Joel Hunter, MD Refractive Surgeon, Hunter Vision Updated 04/10/19 10:10 AM
You may remember from way back in your high school days that white light is composed of all the colors of light. Shine white light through a prism, you’ve got yourself a rainbow. Shine white light just right through water vapor in the air, you’ve got yourself a rainbow. Separating white light into its components creates a rainbow because each of those colors was there, but we couldn’t see them as anything but white until they separated from each other.
How does chromatic aberration work?
If you look at those rainbows a little closer, you’ll see they all have the same pattern. The color that is getting refracted (changing course as it hits an interface) the most is always violet, and it is right next to its neighbor, blue. The one that gets thrown off course the least, and is refracted very little, is always red. It has to do with the wavelengths of the different colors. Since light is a wave (and also a particle, but that is a much longer article for another day), it has a wavelength measured by the distance from peak to peak of each wave. The same color will always have the same wavelength.
Short wavelength light is easier to change course. It bends more when it is refracted than long wavelength light. If you shine short-wavelength blue light through a lens, it will bend more than if you shine long-wavelength red light through a lens. And that’s the heart of the issue. White light has all of these colors. So when a lens — any lens — is in the pathway of white light, the colors will be slightly broken up so that the short and long wavelengths of light move away from each other a bit. This is chromatic aberration.
How does chromatic aberration happen in our eyes?
In a camera, and in our eye, these broken waves of light lead to chromatic aberration. The light getting focused on a sensor, or our retina, needs to focus into a perfectly sharp image in order to have no blur. But unless you are looking at a member of the Blue Man Group sitting in a blue chair in a blue room, the wavelengths of light coming into your eye won’t all be the same. Specifically, we are looking at white light and objects illuminated with white light all the time. That’s all the wavelengths of light and therefore all the colors.
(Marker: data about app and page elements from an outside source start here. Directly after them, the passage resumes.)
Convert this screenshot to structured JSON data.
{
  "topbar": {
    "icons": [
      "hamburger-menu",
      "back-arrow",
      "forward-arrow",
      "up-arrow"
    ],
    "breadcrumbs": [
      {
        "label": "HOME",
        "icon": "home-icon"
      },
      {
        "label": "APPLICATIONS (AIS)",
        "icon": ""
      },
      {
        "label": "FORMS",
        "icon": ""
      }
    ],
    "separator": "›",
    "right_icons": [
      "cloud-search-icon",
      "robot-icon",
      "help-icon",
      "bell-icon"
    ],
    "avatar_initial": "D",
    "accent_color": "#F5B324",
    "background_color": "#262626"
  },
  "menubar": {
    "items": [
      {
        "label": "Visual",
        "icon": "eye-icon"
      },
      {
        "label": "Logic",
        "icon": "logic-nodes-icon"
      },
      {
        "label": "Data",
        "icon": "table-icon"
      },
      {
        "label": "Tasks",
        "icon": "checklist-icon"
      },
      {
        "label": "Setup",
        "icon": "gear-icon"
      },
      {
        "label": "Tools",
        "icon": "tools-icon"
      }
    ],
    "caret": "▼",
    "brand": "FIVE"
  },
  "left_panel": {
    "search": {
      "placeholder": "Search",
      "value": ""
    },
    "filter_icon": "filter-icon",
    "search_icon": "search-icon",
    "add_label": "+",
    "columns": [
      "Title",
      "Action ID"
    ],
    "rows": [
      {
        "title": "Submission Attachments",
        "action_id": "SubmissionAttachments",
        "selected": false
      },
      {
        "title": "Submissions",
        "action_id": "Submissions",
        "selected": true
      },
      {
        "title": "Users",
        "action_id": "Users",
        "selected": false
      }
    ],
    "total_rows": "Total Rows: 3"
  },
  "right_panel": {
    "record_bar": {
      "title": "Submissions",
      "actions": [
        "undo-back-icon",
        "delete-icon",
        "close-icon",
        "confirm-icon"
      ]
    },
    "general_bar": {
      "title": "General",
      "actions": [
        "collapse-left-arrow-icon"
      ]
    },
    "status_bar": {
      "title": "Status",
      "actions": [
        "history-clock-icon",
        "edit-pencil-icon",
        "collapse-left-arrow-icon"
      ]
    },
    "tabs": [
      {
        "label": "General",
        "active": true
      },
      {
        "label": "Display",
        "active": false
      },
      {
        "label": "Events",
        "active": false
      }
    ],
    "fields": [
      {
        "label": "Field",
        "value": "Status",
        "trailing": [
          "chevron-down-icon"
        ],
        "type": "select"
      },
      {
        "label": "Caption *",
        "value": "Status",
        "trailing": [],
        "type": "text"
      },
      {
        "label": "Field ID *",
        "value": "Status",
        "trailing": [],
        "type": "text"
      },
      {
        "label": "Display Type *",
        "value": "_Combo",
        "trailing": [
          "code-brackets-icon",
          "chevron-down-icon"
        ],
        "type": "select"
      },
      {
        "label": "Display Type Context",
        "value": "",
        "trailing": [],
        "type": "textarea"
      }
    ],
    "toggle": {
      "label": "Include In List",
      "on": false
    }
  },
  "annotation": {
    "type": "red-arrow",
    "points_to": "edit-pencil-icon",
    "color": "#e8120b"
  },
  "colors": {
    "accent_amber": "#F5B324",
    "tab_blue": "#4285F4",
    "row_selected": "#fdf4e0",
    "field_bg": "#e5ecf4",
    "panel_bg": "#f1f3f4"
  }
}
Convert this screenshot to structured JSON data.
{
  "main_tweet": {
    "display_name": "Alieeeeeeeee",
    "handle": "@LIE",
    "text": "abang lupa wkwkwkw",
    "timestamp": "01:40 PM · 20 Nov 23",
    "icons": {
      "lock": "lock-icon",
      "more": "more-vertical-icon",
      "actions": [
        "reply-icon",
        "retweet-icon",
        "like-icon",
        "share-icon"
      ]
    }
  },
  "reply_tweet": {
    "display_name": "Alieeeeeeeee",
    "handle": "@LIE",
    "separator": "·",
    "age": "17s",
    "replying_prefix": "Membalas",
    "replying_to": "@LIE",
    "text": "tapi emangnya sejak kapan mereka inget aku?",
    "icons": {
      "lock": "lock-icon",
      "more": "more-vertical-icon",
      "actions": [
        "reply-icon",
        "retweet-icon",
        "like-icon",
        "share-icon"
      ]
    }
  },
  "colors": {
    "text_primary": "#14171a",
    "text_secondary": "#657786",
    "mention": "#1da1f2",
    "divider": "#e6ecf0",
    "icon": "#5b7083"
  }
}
So what happens when images try to focus on your retina? The blue light will get focused (refracted) more and therefore end up focusing just in front of the retina. The red light will get focused (refracted) less to end up focusing just behind the retina. This is chromatic aberration inside the eye. The difference in having focused blue light and focused red light is a little more than half a diopter. The upshot of that is this: if you have glasses that are perfect, a blue neon sign will still be a little bit blurry because your glasses are about half a diopter too strong for pure blue light.
This is why you will sometimes see people in highly visually demanding sports wearing yellow-tinted glasses. The yellow lenses block the blue light so there is no chromatic aberration. There is no fraction of the image that is adding a slight amount of myopic noise (because that’s what focusing an image in front of the retina is called — myopia). So the next time you’re looking at neon lights of different colors and wondering why some of them are blurry, you can blame chromatic aberration. It makes all of us a touch farsighted with red light and a touch nearsighted with blue light. And if you see a gun-loving fellow talking about target shooting while wearing yellow glasses, don’t poke fun; because he’s just neutralizing chromatic aberration, and also because he has a gun.